Located near the center of the state, Columbia is the state capital and second-largest city with an estimated population of about 133,000 as of 2017, according to census figures. Forbes ranked the Columbia metro area No. 93 in the nation for business and careers, noting that it is home to two large military installations and several colleges, including the main campus of the University of South Carolina. Columbia is home to an eclectic shopping area in the Five Points neighborhood, as well as the popular Finlay Park.
Originally incorporated in 1845, Sumter is named after Gen. Thomas Sumter, the “Fighting Gamecock” of the Revolutionary War. Sumter’s population today is about 40,000, according to the World Population Review. The city is home to several colleges and Shaw Air Force Base.
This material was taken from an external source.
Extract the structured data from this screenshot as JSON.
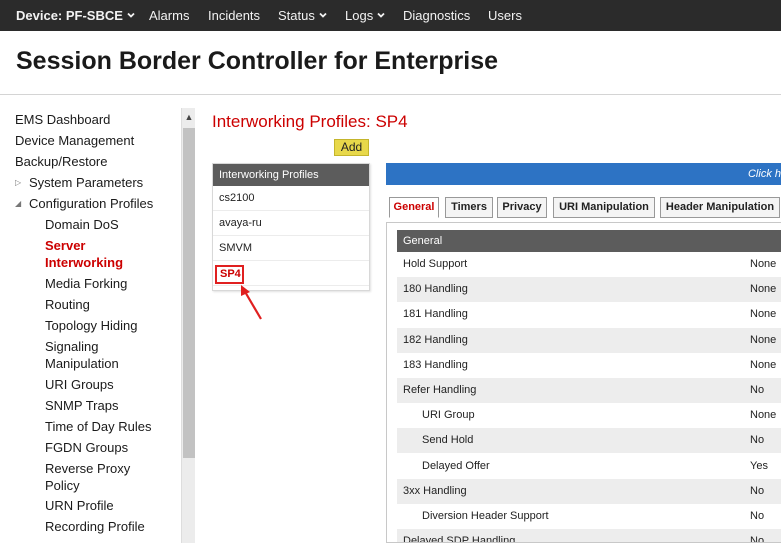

Many buildings in the original commercial district date from 1880 to 1912 and are constructed of tin, limestone and brick materials typical of the 19th century, according to the South Carolina Department of Archives and History.
Sources: City of Charleston, Colliers International, CoStar, Forbes, South Carolina Department of Archives and History, Statista, The Post and Courier, The State, Upstate Business Journal, U.S. Bureau of Economic Analysis, U.S. Census Bureau, U.S. Department of Labor, U.S. News & World Report, World Population Review